Go on Scour and do a search on movie titles (if you’re in the film industry, you may want to have a lawyer and a bottle of smelling salts by your side). On a recent foray, American Beauty and Gladiatorwere unavailable, but I got hits for both The Matrix and Fight Club, albeit broken up into several files. The files were stored on i-drive, a free Internet storage service also started by a UCLA grad, with which Scour has a business relationship.
Despite the odor of copyright infringement, both i-drive and Scour may be as innocent as the owner of a storage facility who rented to a guy who used the space to stash dead bodies. Senior executives at both companies would very much like to stay out of the line of fire. Says Jeff Bonforte, CEO of i-drive, “We need to help studios and labels solve these problems. We make our money off relationships, not people sharing things illegally.” In almost the same words, both executives explain that they are in compliance with the Digital Millennium Copyright Act. The DMCA requires that they remove files only after they have received a “conforming notice” from the copyright owner. And as Craig Grossman, general counsel for Scour, explains, “Our goal is to get it right. Congress gave us a law that has some ambiguities, but the notice and conforming process are pretty clear . . . The lesson to users is, you’ve got responsibilities.”
On the other hand, “I don’t think anyone, even the labels themselves, believe they can solve the problems in the courtroom,” says Bonforte. “You could shut down Napster tomorrow, and MP3s will still be traded — because digital distribution makes so much sense.” The problem, then, is how do you get people to pay for the stuff? Says Jeff Taylor, a spokesperson for the MPAA, “Some people are doing things online they wouldn’t contemplate doing on terra firma — they’d never go into a store and put a DVD in their backpack.”

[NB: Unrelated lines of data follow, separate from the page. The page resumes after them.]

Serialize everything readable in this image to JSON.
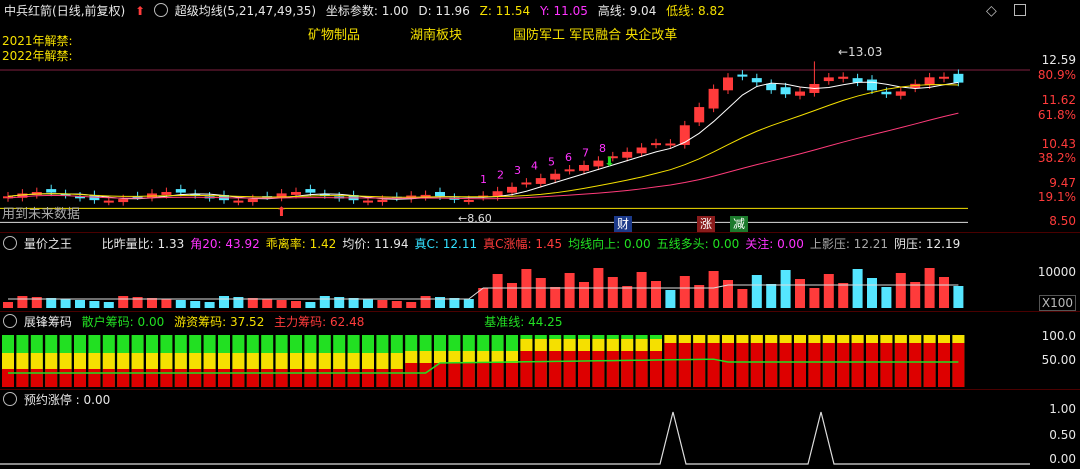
{
  "main_header": {
    "stock": "中兵红箭",
    "period": "(日线,前复权)",
    "indicator": "超级均线(5,21,47,49,35)",
    "coord_label": "坐标参数:",
    "coord_value": "1.00",
    "d_label": "D:",
    "d_value": "11.96",
    "z_label": "Z:",
    "z_value": "11.54",
    "y_label": "Y:",
    "y_value": "11.05",
    "high_label": "高线:",
    "high_value": "9.04",
    "low_label": "低线:",
    "low_value": "8.82"
  },
  "ban_notes": [
    "2021年解禁:",
    "2022年解禁:"
  ],
  "concepts": [
    "矿物制品",
    "湖南板块",
    "国防军工 军民融合 央企改革"
  ],
  "price_axis": [
    "12.59",
    "80.9%",
    "11.62",
    "61.8%",
    "10.43",
    "38.2%",
    "9.47",
    "19.1%",
    "8.50"
  ],
  "annotations": {
    "peak": "13.03",
    "trough": "8.60",
    "future": "用到未来数据",
    "tags": [
      "财",
      "涨",
      "减"
    ],
    "counts": [
      "1",
      "2",
      "3",
      "4",
      "5",
      "6",
      "7",
      "8"
    ]
  },
  "volume_header": {
    "name": "量价之王",
    "items": [
      {
        "label": "比昨量比:",
        "value": "1.33",
        "color": "#e8e8e8"
      },
      {
        "label": "角20:",
        "value": "43.92",
        "color": "#ff33ff"
      },
      {
        "label": "乖离率:",
        "value": "1.42",
        "color": "#f5e000"
      },
      {
        "label": "均价:",
        "value": "11.94",
        "color": "#e8e8e8"
      },
      {
        "label": "真C:",
        "value": "12.11",
        "color": "#33e0ff"
      },
      {
        "label": "真C涨幅:",
        "value": "1.45",
        "color": "#ff3b3b"
      },
      {
        "label": "均线向上:",
        "value": "0.00",
        "color": "#22e022"
      },
      {
        "label": "五线多头:",
        "value": "0.00",
        "color": "#22e022"
      },
      {
        "label": "关注:",
        "value": "0.00",
        "color": "#ff33ff"
      },
      {
        "label": "上影压:",
        "value": "12.21",
        "color": "#aaaaaa"
      },
      {
        "label": "阴压:",
        "value": "12.19",
        "color": "#e8e8e8"
      }
    ],
    "axis_value": "10000",
    "unit": "X100"
  },
  "chip_header": {
    "name": "展锋筹码",
    "retail_label": "散户筹码:",
    "retail_value": "0.00",
    "hot_label": "游资筹码:",
    "hot_value": "37.52",
    "main_label": "主力筹码:",
    "main_value": "62.48",
    "base_label": "基准线:",
    "base_value": "44.25",
    "axis": [
      "100.0",
      "50.00"
    ]
  },
  "limit_header": {
    "name": "预约涨停",
    "value": ": 0.00",
    "axis": [
      "1.00",
      "0.50",
      "0.00"
    ]
  },
  "colors": {
    "up": "#ff3b3b",
    "down": "#55e6ff",
    "ma_white": "#ffffff",
    "ma_yellow": "#f5e000",
    "ma_pink": "#ff3b7a",
    "chip_green": "#22e022",
    "chip_yellow": "#f5e000",
    "chip_red": "#dd0000"
  }
}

One answer is called “Digital Rights Management” (DRM), software that encrypts media files and unscrambles them only when the user forks over a fee. With DRM in place, a person who went to open a downloaded file from Napster — or even Freenet — would see a notice asking for payment to be sent on to the original copyright holder. Theoretically, it’s a make-everybody-happy solution. But industry experts disagree on when or if various proposed DRM schemes can work.

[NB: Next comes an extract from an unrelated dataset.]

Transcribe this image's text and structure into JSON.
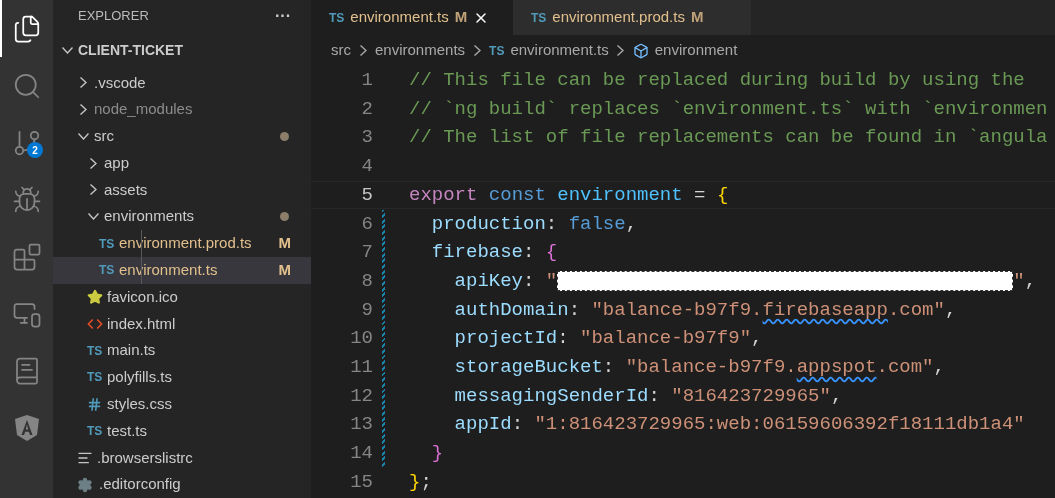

Dan Rodrigues, president and co-founder of Scour (and only a year older than Ian Clarke), says, “I don’t think anybody’s hit the Holy Grail, but I think you will see the pieces come together. There might be a free model, where you give up some personal information or go through a lot of ads first. There could also be a subscription model, and possibly even a model where you pay for premium and secure digital downloads. Ultimately there will be several different ways of paying for convenience, from credit cards to paying with eyeballs, as you do with free television.”